What is Surveillance?
Surveillance takes many forms in our modern world. Public Health surveillance has evolved from activities to control and prevent disease within the community. According to the CDC, public health surveillanceis “the systematic collection, analysis, interpretation, and dissemination of health data on an ongoing basis, to gain knowledge of the pattern of disease occurrence and potential in a community, in order to control and prevent disease in the community.”
Surveillance \ser-va-lens\ n [F] : close watch; also : SUPERVISION.1

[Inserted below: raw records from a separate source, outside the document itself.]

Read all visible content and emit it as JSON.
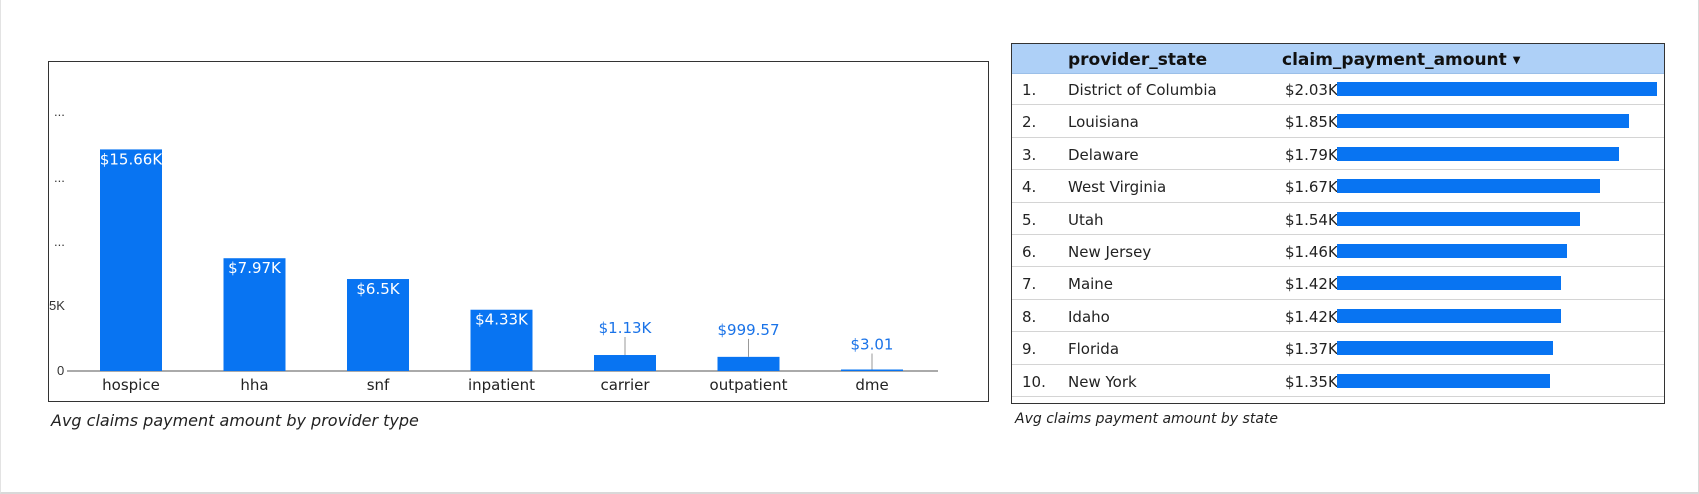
{
  "bar_chart": {
    "caption": "Avg claims payment amount by provider type",
    "y_tick_labels": [
      "0",
      "5K",
      "...",
      "...",
      "..."
    ]
  },
  "state_table": {
    "caption": "Avg claims payment amount by state",
    "headers": {
      "state": "provider_state",
      "amount": "claim_payment_amount"
    },
    "sort_icon": "sort-descending-icon",
    "rows": [
      {
        "rank": "1.",
        "state": "District of Columbia",
        "amount": "$2.03K",
        "value": 2030
      },
      {
        "rank": "2.",
        "state": "Louisiana",
        "amount": "$1.85K",
        "value": 1850
      },
      {
        "rank": "3.",
        "state": "Delaware",
        "amount": "$1.79K",
        "value": 1790
      },
      {
        "rank": "4.",
        "state": "West Virginia",
        "amount": "$1.67K",
        "value": 1670
      },
      {
        "rank": "5.",
        "state": "Utah",
        "amount": "$1.54K",
        "value": 1540
      },
      {
        "rank": "6.",
        "state": "New Jersey",
        "amount": "$1.46K",
        "value": 1460
      },
      {
        "rank": "7.",
        "state": "Maine",
        "amount": "$1.42K",
        "value": 1420
      },
      {
        "rank": "8.",
        "state": "Idaho",
        "amount": "$1.42K",
        "value": 1420
      },
      {
        "rank": "9.",
        "state": "Florida",
        "amount": "$1.37K",
        "value": 1370
      },
      {
        "rank": "10.",
        "state": "New York",
        "amount": "$1.35K",
        "value": 1350
      }
    ]
  },
  "colors": {
    "bar": "#0874f2",
    "label_outside": "#1a73e8",
    "header": "#aed0f7"
  },
  "chart_data": {
    "type": "bar",
    "categories": [
      "hospice",
      "hha",
      "snf",
      "inpatient",
      "carrier",
      "outpatient",
      "dme"
    ],
    "values": [
      15660,
      7970,
      6500,
      4330,
      1130,
      999.57,
      3.01
    ],
    "data_labels": [
      "$15.66K",
      "$7.97K",
      "$6.5K",
      "$4.33K",
      "$1.13K",
      "$999.57",
      "$3.01"
    ],
    "title": "",
    "xlabel": "",
    "ylabel": "",
    "ylim": [
      0,
      20000
    ],
    "grid": false,
    "legend": "none"
  }
}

Historically, the idea of observing, recording, and collecting facts, analyzing them, and considering reasonable courses of action stems back to the time of Hippocrates2. Currently, governement officials at the local, state and national levels are attempting to better integrate public health surveillance systems to better meet public health needs for timely analysis, interpretation, application, and dissemination of reportable conditions.
The primary purposes for this surveillance fall into the following categories:
q Management of persons exposed to disease
q Identify disease outbreaks
q Accurate diagnosis & treatment
q Guide population-based prevention programs2
1 Merriam-Webster Dictionary, 1998.
2 Birkhead G, Maylahn C. Principles and Practice of Public Health Surveillance Oxford University Press, 2000.